“I’m a great fan of clowns. Clowns make us forget ourselves and realise we are fools ourselves. Someone once observed the fool thinks himself a wise man, but the wise man knows he is a fool. King Lear – he realised far too late, went full cycle on the wheel of fortune and his downfall was epic. Keith Chegwin – he realised far too late. It’s bliss for a while; the ego is safe for a long time, and then things fall to pieces.”
Time, Love And Tenderness, in other words. Which plays to us now. What about the roast spuds he distributes? “It’s simple, humble, an underrated food source and, if you cook it the right way, it’s delicious. I’ve had a conversation with Nabzys about the seasoning they use. Nabzys, on Hardman Street. I’m not averse to capitalism – Paul Newman released a range of pasta sauces. Do I have plans for something called Top Joe International? Maybe.”
Food is a staple of MASS, adding to the ritualistic element. “At the end of his life the Buddha was only eating the Lotus fruit. It’s quite expensive, so I offer easypeelers – umbrella term – and Lotus Biscoff biscuits, both vegan.” Attendees must then swap. “It connects you as soon as they walk in. It’s also a lesson in attachment. Let me tell you, everyone gets attached to the Biscoff; it’s a real lesson in letting go. Plus, easypeelers are high in vitamin C and we don’t want to get scurvy. Pirates are welcome. It’s inclusive.”

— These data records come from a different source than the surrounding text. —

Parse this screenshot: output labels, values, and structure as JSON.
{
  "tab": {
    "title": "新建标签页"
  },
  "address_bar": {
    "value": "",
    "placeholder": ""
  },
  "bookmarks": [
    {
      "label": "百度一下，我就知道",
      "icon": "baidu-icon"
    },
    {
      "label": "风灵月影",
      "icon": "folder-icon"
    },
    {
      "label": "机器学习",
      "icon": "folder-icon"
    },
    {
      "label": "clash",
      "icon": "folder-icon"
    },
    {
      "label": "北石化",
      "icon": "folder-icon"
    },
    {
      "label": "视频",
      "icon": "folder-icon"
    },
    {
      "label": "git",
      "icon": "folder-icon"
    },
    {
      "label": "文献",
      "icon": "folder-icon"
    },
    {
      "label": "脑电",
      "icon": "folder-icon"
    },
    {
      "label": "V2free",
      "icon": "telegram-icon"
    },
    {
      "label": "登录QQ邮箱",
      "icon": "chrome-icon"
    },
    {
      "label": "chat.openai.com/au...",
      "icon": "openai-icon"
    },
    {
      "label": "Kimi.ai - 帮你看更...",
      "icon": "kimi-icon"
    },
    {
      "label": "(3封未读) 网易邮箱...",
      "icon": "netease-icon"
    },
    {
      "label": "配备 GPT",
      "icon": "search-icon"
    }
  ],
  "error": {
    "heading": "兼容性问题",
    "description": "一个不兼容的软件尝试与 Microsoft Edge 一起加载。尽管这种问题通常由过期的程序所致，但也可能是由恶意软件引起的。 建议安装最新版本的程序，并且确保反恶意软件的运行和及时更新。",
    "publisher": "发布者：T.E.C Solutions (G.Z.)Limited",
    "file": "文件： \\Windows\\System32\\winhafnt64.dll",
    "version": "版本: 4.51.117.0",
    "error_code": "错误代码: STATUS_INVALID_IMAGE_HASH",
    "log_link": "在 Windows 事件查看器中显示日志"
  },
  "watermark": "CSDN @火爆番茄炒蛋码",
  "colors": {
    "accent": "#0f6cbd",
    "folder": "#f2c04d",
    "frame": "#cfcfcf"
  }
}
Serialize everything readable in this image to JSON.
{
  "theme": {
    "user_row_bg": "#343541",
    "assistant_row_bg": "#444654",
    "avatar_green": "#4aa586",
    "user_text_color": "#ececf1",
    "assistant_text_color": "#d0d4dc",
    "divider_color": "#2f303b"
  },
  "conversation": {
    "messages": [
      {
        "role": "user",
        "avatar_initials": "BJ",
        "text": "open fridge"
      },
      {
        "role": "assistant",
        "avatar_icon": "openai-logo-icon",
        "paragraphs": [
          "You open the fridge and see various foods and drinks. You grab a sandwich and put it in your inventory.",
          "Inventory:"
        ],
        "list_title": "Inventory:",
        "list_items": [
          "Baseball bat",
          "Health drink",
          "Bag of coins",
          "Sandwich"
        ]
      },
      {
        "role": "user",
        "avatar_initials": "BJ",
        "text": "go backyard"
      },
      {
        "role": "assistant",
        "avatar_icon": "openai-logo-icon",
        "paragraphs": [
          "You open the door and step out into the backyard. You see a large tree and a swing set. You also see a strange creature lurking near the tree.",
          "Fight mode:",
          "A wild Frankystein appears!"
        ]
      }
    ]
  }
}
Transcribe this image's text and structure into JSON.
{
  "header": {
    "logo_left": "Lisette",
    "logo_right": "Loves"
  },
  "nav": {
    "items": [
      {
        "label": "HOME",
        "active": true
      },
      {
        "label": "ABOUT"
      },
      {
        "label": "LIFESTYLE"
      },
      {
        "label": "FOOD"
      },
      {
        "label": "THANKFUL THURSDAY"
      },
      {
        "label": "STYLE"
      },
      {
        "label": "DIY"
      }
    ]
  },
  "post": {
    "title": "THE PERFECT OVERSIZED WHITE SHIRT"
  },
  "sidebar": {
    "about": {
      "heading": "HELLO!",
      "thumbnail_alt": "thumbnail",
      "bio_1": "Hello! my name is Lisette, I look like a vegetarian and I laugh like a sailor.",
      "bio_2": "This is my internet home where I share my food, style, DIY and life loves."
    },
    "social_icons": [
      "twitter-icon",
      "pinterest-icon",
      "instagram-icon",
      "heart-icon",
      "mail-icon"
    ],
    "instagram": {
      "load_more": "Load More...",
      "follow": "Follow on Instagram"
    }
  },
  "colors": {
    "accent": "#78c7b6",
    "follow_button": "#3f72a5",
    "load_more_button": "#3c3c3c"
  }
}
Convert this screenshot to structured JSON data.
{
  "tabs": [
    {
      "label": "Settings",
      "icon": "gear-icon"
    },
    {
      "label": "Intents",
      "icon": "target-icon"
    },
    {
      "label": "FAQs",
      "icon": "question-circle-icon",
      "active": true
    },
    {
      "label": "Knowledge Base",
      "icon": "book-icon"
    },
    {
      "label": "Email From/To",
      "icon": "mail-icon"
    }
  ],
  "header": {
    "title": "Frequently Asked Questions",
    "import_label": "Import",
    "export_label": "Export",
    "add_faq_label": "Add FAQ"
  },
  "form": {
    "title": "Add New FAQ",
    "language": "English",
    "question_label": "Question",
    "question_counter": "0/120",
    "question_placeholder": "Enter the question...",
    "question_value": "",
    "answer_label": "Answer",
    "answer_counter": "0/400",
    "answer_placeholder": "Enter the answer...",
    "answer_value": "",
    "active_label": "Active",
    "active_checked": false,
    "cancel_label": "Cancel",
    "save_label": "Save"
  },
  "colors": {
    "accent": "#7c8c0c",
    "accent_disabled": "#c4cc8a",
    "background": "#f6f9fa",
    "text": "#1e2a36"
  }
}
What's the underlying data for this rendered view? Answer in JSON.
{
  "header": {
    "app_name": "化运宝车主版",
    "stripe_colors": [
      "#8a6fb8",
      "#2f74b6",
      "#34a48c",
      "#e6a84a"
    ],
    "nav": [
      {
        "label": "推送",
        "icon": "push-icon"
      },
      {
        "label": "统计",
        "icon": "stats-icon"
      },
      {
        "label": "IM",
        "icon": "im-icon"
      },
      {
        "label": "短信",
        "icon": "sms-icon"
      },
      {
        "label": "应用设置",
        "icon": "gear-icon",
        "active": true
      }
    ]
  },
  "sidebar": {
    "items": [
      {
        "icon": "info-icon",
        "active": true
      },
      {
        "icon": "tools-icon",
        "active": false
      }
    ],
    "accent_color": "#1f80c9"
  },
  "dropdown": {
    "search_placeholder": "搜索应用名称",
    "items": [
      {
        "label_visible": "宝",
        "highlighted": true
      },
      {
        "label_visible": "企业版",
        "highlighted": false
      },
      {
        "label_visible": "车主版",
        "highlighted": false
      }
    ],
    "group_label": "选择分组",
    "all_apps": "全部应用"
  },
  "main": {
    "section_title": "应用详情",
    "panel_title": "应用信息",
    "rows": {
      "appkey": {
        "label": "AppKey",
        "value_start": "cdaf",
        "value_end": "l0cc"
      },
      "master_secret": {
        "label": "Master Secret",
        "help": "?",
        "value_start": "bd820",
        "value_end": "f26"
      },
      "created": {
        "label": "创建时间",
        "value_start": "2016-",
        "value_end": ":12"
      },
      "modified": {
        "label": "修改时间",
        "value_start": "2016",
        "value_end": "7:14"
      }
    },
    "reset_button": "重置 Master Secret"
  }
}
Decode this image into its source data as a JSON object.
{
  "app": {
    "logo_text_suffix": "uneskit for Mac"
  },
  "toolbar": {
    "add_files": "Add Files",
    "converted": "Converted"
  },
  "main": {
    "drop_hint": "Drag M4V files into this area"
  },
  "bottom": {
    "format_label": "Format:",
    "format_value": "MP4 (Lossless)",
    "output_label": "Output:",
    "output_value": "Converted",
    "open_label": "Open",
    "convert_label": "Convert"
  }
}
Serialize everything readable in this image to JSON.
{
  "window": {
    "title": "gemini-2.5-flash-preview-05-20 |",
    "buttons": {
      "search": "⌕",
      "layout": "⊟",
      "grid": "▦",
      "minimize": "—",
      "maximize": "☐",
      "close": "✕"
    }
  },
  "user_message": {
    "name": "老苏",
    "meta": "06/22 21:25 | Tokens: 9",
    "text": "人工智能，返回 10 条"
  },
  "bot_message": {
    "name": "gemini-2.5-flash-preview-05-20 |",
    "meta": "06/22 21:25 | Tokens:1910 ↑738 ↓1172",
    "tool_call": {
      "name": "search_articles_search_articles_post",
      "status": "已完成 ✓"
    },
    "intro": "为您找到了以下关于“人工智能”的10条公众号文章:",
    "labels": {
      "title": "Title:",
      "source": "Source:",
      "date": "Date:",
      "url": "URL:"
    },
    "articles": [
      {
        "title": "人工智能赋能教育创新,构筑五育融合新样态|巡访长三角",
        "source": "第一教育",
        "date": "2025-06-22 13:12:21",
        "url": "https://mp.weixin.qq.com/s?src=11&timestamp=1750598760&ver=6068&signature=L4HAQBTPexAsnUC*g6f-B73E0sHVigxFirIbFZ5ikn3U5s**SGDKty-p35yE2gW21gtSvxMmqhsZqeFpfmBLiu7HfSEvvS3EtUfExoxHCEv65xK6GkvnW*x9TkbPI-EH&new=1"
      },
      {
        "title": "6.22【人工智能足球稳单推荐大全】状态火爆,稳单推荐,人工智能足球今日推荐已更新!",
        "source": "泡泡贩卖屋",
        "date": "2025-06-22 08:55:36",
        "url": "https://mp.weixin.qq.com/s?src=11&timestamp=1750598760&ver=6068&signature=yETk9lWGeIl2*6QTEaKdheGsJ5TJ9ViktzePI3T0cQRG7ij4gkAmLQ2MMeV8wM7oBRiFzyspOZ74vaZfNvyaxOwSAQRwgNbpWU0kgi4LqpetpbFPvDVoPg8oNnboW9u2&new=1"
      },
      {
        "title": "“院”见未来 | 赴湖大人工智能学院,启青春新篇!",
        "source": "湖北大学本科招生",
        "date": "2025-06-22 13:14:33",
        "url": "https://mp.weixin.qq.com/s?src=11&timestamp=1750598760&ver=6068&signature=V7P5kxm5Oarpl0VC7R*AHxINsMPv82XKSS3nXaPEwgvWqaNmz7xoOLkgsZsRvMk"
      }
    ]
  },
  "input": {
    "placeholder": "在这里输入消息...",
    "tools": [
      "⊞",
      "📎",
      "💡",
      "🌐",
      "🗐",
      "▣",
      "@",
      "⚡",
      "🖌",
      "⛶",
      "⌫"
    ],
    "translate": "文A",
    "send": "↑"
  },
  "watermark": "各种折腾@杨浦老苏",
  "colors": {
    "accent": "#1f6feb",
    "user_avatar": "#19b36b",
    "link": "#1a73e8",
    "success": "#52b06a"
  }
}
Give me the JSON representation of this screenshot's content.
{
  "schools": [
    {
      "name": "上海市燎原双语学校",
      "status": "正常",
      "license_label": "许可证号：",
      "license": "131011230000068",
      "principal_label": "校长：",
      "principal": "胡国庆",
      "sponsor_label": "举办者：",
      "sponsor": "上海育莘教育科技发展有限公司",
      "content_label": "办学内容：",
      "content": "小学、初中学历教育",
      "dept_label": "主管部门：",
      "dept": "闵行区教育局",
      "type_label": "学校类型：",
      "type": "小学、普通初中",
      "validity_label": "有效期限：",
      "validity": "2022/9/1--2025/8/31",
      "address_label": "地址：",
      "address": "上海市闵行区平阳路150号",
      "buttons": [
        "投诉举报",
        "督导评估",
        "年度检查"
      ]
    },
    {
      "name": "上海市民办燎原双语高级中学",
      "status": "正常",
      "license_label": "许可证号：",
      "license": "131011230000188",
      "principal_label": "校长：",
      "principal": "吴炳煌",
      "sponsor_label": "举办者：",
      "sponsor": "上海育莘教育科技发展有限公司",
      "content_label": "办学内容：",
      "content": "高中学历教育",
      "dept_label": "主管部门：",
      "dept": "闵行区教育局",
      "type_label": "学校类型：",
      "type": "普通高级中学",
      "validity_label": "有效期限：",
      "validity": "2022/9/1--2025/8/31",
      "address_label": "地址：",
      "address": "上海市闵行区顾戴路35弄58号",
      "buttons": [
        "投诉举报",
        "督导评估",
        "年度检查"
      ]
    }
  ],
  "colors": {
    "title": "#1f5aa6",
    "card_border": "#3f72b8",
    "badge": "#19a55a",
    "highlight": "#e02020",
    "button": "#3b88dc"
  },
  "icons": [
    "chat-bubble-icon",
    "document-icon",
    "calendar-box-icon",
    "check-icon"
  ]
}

The next MASS takes place in the Everyman Bistro on Wednesday 8th November. Bido Lito! members get free admission. Find out details here.